Digital Prevention – How Many Members Does Your Coalition Actually Need?
Last week, in our special report on building capacity for your community coalition, we went over the Community Engagement Model and the different ways we can classify and engage new members and supporters. This week, I want to explore how many members or supporters your coalition needs to be effective.
As a marketing professional, I always start with an objective. In my work with the Boys and Girls Clubs, they wanted to increase the participation and memberships of teens in the clubs by twenty percent. I started by looking at current membership and participation rates of teens. The clubs had 2,300 teen members of which 1,100 visited the clubs less than once a month. A specific goal emerged. I needed to increase teen membership at the clubs by 260 members and get them to use the club more frequently than once a month. I could then build a marketing plan around this specific goal.
When working with prevention coalitions, I take the same approach. When looking at building capacity through digital media outreach, it is necessary to ask, how much capacity? How many members does a coalition need or want? How do we find a specific number of members or supporters as our goal to try and achieve?
When I put these questions to the coalitions I work with, I get a range of answers. The most common response is, “EVERYONE” or “THE ENTIRE COMMUNITY”. Some are a little less ambitious. I have also heard coalitions wanting fifty percent of parents to be members and wanting at least ten percent of the community to participate in their work.
Things become less complicated when I ask them how many members and supporters they currently have. How many members do you have currently attending meetings? How many supporters do you have following you on social media and subscribing to your newsletter? Are there any other ways you measure members and supporters in your coalition?
At this point, the looks of enthusiasm that were chanting, “THE ENTIRE COMMUNITY”, gives way to sheepish glares at the floor. The reality is that most coalitions have a couple hundred followers on social media and another few hundred people subscribed to their newsletter when I initially meet with them. This is a little short of “EVERYONE”. When I dig down a little further and ask how many of these supporters and members are parents, youth or educators (which are the most coveted audiences for most coalitions), the answer is usually very few.
If this sounds like your organization, have no fear. The good news is that when executed correctly, people in your community are really interested in connecting with your organization. Your coalition does important work that your community wants and needs. You just have to connect with them.
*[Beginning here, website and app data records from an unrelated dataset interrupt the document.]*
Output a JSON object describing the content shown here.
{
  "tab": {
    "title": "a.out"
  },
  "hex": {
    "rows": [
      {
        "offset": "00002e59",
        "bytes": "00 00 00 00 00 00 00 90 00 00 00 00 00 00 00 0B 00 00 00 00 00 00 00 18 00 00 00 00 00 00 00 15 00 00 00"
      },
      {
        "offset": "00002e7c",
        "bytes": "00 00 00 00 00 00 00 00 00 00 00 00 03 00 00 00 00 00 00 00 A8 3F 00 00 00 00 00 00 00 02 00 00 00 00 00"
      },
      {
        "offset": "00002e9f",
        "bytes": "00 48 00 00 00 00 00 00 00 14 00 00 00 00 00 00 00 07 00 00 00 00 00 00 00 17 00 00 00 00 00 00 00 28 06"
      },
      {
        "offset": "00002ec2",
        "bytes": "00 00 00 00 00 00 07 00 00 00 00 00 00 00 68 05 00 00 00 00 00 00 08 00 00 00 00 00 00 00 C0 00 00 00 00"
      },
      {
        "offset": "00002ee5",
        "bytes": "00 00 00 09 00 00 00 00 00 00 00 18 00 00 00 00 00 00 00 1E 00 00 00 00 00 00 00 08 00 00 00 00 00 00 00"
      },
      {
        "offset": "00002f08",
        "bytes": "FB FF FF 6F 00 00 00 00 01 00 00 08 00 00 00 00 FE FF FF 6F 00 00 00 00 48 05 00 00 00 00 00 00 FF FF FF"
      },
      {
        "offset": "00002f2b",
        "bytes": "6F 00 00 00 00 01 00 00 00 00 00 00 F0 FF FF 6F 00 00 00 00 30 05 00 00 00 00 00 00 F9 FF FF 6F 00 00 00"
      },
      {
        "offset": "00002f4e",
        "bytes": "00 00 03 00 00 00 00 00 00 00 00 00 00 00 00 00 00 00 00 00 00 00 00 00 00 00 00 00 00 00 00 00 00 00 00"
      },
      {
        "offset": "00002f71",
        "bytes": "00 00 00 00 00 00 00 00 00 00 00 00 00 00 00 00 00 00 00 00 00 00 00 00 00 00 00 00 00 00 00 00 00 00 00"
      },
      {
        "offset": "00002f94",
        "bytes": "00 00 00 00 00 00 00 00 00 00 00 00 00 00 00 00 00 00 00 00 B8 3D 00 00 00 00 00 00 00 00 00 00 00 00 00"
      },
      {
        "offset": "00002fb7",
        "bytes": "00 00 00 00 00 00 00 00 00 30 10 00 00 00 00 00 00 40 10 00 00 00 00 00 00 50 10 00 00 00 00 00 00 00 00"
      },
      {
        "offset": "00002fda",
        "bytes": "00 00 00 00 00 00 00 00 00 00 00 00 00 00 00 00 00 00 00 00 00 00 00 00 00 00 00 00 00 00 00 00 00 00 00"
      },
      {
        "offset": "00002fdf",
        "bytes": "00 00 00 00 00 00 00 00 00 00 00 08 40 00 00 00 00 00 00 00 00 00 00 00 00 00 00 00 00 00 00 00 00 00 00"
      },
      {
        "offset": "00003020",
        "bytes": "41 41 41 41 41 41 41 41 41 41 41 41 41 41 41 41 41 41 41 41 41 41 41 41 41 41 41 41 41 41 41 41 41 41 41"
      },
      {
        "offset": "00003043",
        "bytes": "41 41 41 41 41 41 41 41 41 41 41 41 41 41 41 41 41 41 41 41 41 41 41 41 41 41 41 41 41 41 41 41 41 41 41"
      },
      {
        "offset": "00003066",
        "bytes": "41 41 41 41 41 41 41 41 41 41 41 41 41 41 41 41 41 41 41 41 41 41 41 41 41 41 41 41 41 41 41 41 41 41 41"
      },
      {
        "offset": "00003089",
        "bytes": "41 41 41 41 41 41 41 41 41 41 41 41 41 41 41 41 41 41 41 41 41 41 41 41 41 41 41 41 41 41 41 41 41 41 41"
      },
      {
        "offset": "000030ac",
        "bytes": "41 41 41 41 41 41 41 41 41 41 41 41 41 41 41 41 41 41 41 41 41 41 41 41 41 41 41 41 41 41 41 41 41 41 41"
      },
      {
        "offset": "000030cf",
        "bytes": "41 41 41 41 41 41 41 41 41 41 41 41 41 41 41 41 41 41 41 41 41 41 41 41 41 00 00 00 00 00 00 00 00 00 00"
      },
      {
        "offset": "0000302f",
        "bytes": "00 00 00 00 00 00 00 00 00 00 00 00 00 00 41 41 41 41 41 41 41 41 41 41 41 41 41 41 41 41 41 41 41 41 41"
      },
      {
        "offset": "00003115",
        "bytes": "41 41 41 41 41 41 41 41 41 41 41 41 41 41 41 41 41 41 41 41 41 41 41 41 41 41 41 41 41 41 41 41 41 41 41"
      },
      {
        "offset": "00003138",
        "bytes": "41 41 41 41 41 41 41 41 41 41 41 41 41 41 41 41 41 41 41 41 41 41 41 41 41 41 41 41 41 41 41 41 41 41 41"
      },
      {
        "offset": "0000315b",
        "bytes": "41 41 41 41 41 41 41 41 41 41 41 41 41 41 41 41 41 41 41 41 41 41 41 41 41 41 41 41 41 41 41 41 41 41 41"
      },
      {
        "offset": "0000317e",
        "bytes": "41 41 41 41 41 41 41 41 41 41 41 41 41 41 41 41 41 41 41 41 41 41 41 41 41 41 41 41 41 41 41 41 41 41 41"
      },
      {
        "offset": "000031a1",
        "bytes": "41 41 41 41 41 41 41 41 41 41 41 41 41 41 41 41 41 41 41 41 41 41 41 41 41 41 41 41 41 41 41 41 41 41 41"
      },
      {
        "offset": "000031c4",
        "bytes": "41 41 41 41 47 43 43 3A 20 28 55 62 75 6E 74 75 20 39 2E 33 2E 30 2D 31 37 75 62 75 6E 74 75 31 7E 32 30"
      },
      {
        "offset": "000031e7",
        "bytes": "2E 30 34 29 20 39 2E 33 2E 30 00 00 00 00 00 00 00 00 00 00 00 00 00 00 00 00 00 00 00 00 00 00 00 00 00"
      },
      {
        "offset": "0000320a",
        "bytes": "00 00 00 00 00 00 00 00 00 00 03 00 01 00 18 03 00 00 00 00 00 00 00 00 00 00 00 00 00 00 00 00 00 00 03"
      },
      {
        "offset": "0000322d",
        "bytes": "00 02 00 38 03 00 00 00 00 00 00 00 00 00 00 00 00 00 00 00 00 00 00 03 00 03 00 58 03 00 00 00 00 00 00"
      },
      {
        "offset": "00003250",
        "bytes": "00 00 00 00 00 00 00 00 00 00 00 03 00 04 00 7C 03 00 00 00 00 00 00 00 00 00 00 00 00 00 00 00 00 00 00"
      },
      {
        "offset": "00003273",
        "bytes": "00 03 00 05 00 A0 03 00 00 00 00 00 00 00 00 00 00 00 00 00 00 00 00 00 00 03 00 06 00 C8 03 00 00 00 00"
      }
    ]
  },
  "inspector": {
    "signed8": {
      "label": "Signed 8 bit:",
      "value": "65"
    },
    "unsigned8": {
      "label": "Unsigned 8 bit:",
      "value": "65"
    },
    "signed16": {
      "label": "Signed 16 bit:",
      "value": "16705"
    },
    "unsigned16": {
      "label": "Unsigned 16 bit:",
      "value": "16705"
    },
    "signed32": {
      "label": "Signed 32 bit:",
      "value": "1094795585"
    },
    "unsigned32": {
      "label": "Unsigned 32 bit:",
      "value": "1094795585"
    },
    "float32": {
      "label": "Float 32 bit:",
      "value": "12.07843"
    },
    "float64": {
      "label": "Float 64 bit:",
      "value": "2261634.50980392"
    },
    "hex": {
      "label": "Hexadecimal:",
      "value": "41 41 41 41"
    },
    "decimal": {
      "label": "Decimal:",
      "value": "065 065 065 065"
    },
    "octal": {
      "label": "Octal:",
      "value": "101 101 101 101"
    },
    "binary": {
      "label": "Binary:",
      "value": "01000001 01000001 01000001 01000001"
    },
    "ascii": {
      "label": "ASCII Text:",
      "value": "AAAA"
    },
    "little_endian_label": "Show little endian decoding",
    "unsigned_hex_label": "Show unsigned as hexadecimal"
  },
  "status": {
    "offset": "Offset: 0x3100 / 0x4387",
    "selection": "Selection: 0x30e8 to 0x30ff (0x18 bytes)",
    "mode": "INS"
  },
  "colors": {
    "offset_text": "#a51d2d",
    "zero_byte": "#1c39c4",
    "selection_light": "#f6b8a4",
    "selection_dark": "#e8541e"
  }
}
Before you can go out and attract new members and supporters, we have to figure out how many new members and supporters we trying to connect with. Next week, we will go through an exercise that reveals your organization’s current number of supporters and members and helps you figure out what your 2018 goals are.
See you next week!
Kris has more than 15 years of experience in marketing and advertising with a focus on communication strategy for youth and young adults. In those 15 years, Kris has studied how young people communicate, consume information and make decisions.